You bought the art as an investment and were Scammed!
This senario is fueled by someone who is not working in your best interest. It can be ANYONE! They can come in different clothes, colors, and locations. They will tell or threaten you with anything to get your cash. If you have the money and want to invest in art, go to legitimate artists, art galleries, or auction houses. Check them out thoroughly to determine their value. For big spenders go the Christie’s Auctions. You will always get a better dealing directly with the artist.
Beware of the internet scammers. Just know they are all liars and will tell you things that will scare you to death. They will convince you to give them your money and they will never care. They might look like a real company on the internet, like Apple. They are very good at what they do, and convince you that they some bogus people have put a virus on your computer that supplies money to black market child porn by using your computer IP address as a mask. They will lock up your computer and come after you to shut down your life. Do not answer, click on a link, or call anyone. They can get your phone number. Just hit DELETE and mark as it as spam. Do not even do it to see what it is. They want your money, ALL OF IT! If you are having computer problems, call a professional.
You bought or received art as a gift.
Gosh, that would be great to receive a painting as a gift. If you get a piece of art as a gift, please keep it! If you buy art and give if away, God help you! Just don’t spend too much on it. Less expensive art or art prints are ideal in gift giving.
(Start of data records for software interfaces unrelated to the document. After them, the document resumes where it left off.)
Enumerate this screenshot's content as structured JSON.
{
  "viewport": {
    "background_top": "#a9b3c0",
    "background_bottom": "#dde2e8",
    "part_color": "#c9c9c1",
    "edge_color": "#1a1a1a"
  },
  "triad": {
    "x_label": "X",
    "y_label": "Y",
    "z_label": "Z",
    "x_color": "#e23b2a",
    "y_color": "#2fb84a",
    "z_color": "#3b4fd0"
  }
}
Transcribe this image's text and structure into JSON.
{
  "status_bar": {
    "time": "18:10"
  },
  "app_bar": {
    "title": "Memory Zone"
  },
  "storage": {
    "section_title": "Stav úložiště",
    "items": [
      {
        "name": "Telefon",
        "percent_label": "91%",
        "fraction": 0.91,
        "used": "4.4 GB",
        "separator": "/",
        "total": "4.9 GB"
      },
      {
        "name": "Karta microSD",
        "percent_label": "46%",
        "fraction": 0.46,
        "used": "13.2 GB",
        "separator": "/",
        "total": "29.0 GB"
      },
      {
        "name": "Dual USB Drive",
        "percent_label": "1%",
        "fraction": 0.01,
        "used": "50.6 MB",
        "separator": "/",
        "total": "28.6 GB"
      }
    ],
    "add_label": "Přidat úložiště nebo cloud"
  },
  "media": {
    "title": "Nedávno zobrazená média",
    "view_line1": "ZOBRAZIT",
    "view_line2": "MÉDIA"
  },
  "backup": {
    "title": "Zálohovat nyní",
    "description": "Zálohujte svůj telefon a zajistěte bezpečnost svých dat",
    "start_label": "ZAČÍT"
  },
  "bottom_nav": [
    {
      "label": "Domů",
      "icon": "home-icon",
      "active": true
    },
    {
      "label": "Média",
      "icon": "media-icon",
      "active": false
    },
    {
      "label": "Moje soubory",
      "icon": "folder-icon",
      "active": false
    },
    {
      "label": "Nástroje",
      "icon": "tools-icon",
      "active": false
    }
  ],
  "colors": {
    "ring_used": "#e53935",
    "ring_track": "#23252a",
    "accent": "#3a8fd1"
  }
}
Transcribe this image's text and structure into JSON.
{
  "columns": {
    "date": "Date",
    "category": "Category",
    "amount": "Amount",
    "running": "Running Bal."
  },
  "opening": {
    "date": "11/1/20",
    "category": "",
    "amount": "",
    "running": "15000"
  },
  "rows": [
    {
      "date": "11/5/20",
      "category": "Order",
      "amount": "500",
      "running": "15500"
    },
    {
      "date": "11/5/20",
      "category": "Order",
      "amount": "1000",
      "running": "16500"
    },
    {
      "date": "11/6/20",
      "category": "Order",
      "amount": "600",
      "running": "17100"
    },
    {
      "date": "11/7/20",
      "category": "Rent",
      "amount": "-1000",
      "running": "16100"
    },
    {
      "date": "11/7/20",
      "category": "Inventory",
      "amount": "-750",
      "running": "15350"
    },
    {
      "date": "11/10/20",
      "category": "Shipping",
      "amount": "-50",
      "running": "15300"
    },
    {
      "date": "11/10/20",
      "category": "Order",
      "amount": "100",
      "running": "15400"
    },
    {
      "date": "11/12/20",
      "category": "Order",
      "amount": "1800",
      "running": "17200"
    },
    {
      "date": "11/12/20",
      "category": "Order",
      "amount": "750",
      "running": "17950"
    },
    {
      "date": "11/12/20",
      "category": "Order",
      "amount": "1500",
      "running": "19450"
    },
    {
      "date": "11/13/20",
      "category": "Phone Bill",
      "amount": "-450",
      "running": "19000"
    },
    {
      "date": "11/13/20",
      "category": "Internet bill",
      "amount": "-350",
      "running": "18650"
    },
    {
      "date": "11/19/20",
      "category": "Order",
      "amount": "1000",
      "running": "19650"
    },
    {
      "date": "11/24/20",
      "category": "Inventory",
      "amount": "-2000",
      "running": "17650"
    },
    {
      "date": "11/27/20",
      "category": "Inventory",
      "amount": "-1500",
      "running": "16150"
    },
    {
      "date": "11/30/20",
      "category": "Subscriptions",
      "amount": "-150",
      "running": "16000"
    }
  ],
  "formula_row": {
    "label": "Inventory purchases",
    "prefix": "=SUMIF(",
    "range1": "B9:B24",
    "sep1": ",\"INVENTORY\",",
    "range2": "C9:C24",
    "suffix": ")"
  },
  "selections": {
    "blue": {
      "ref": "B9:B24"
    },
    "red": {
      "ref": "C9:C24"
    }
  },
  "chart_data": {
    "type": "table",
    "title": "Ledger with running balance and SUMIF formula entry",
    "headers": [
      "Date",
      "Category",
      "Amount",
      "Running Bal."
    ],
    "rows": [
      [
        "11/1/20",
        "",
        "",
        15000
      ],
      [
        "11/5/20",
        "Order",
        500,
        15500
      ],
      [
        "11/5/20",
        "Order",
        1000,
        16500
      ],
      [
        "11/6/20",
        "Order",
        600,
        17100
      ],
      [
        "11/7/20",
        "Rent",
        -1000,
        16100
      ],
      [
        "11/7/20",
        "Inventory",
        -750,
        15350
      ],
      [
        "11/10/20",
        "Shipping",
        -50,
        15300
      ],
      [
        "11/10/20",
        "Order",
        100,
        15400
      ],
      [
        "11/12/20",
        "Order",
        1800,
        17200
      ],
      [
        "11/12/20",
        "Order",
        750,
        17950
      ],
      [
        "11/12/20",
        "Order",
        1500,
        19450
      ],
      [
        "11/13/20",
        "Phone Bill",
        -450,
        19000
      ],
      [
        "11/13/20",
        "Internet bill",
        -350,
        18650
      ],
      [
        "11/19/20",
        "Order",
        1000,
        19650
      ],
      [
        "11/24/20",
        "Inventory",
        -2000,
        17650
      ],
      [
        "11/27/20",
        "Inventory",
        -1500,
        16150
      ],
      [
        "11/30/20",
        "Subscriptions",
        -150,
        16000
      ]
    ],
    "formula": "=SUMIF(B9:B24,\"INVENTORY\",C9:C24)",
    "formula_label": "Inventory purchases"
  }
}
People who have no art in their home would really appreciate art, no matter the size. I know people who frame magazine pages for their walls! Somehow, we have a inner need to want and own art in our environment, no matter where it came from. The art form is part of our personal selves of existence. We live through art. Buy Art, Live Art!
You thought you had found a lost masterpiece.
This is a two-part story. Story One is about a painter who found some art work hidden a house that was being restored. Story Two is about a painting found in a home where a couple had passed away. No one recognized it and it was stored away.
BOTH STORIES ARE TRUE!
The painter is a young man who had an older man who was his employer. They were renovating an old home the man owned in downtown Phoenix, Arizona. The painter was removing the old sheet rock to be replaced, when he found five pieces of framed artwork buried between the walls. He told his boss what he had found and asked if he could keep the artwork. Boss did not care about the work and let him have the art. Not knowing if the art had any value, while the painter was in my home he asked me about the value of the art pieces. I told him to take photos of each work with his phone and send them to me. I need to see the front and back of each artwork, plus close-ups. I was able to identify most of the work as old offset prints in bad condition. Interestingly, they were all cheaply framed with and without glass. After analysis, I determined that they were all worthless. Why these pieces were saved inside the walls for years had no answers. I told him to do whatever he wanted with them. I killed his dreams of money and glory!
After 31 Years, Stolen ‘Woman-Ochre’ Returns
The treasured painting, part of a series by celebrated abstract expressionist Willem de Kooning, is back home at the UA Museum of Art — and this is the story of how it happened.
UA Research, Discovery and Innovation
Aug. 11, 2017
Yes both stories tell about lost artwork. Story One ended sadly, and Story Two had a joyous completion. Don’t tear down your walls for missing art, just check out your closet!